“What we’re doing is we’re simplifying the bank,” Mr Thorburn said yesterday. “And as we simplify, we automate processes and things move to digital channels. We will need less people.”
The overhaul will also see the bank hire about 2000 new employees, though it is unlikely many of the redundant workers will be redeployed and NAB has established a redundancy program so retrenched workers can access support and training for up to six months after leaving the company.
“We’re hiring 2000 people with different capabilities: data scientists, AI, robotics, automation, technology people — digital people,” Mr Thorburn said.
The 6000 workers represent about 18 per cent of the bank’s 33,400-strong workforce. NAB is planning to cut $1bn in costs from the bank by 2020 as it refocuses its operations on business lending and simplifies its product range.
The restructure will cost the bank up to $800 million, mainly in redundancy costs.
The bank in recent years has stripped back its operations as Australia’s largest banks tried to rid themselves of troublesome wealth management arms in favour of highly profitable mortgage and business lending and deposits. NAB spun off its Clydesdale Bank in Britain last year, following the sale of most of its life insurance business to Japan’s Nippon Life.
NAB is already Australia’s largest business bank, with a 22 per cent share of the market. It controls about a third of all small and medium business loans, and a third of agriculture lending. Although Mr Thorburn said the bank wanted to become the “most respected” business bank, he declined to specify a revenue target for the lender.
“We are very confident that there will be more revenue growth and more market-share gains and better retention as part of our longer-term plan,” he said.
NAB’s profit was aided by a solid 2.7 per cent lift in housing and business lending over the year, and a better result in its markets and treasury arm.

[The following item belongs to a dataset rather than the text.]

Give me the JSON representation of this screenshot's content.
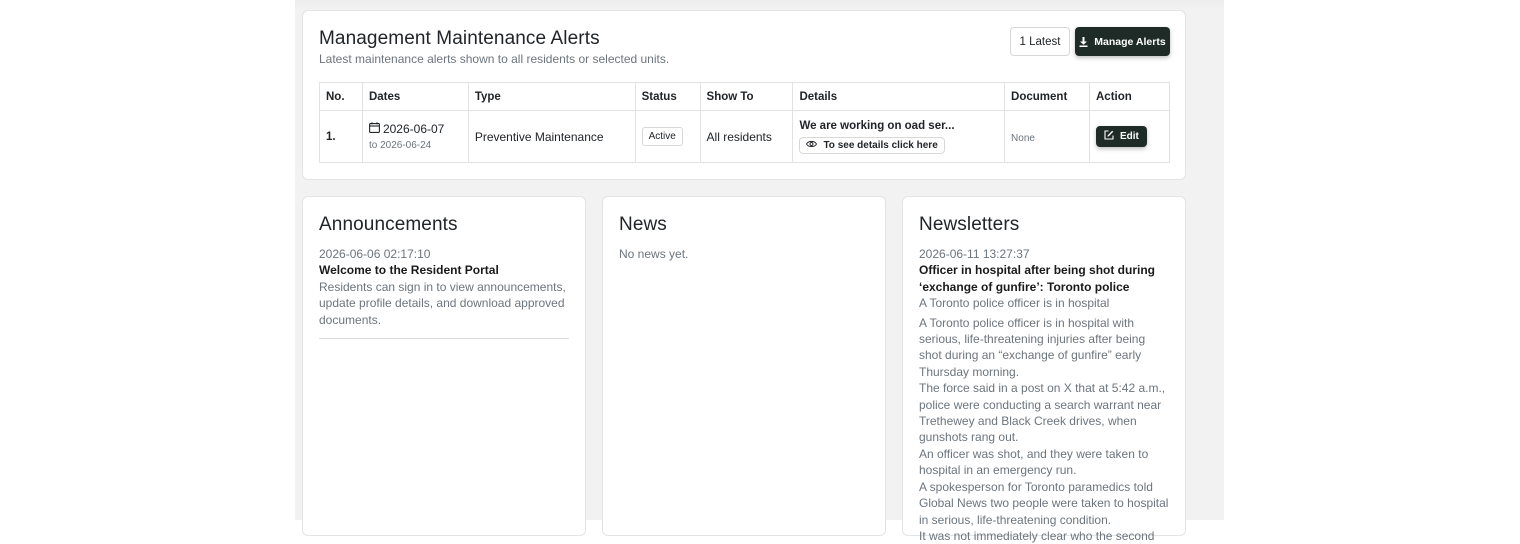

Earnings in the consumer banking and wealth arm rose 4.3 per cent to $1.6bn, while business bank earnings increased 6.3 per cent to $2.8bn.
But investors sold down NAB shares on the threat of greater than expected restructuring costs.
Macquarie analyst German Victor said it was “a broadly neutral result” with “solid underlying trends being offset by additional expenses”. UBS analyst Jonathan Mott said while the bank expected greater expenses to be offset by stronger revenue, shareholders may be sceptical of promises of revenue “until there are signs of delivery”.
“Wealth performance was soft, and expenses were higher than expected, but lending, both mortgages and to businesses, supported the results,” Digital Finance Analytics principal Martin North said.
NAB’s cash return on equity — a key measure of profitability — was 14 per cent, down 30 basis points on last year. Mr Thorburn said the bank was hoping to lead its other big four rivals in return on equity in the near future.
CLSA analyst Brian Johnson questioned why the number of staff to be sacked hadn’t been finalised but the bank was still booking the impairment charge over the next six months.
“Execution hasn’t been great at NAB over the past 25 years,” Mr Johnson said. “Smart CEOs under-promise and over-achieve,” he said.
Mr Thorburn said the bank had “to get more angry about costs in a sustainable way”. “We do need a step change,” he said.
NAB will now pour an extra $1.5bn into an overhaul targeting “innovation and capabilities” in its lending operations as it targets a 50 per cent reduction in the number of products it offers.
It will also cut the number of IT applications by it uses by 20 per cent. The new investment spending would see costs grow by between 5 per cent and 8 per cent in the full 2018 financial year, but expenses growth is forecast to be flat thereafter.
“The bank’s going to be a completely different place in terms of ease and simplicity,” Mr Thorburn said.
As part of the NAB overhaul, current chief of the bank’s New Zealand division Anthony Healy will swap roles with Angela Mentis, head of the business and private banking arm.
NAB will pay a final dividend of 99c, with its full-year payout steady at $1.98 per share. The bank will pay out $5.3bn in dividends this year.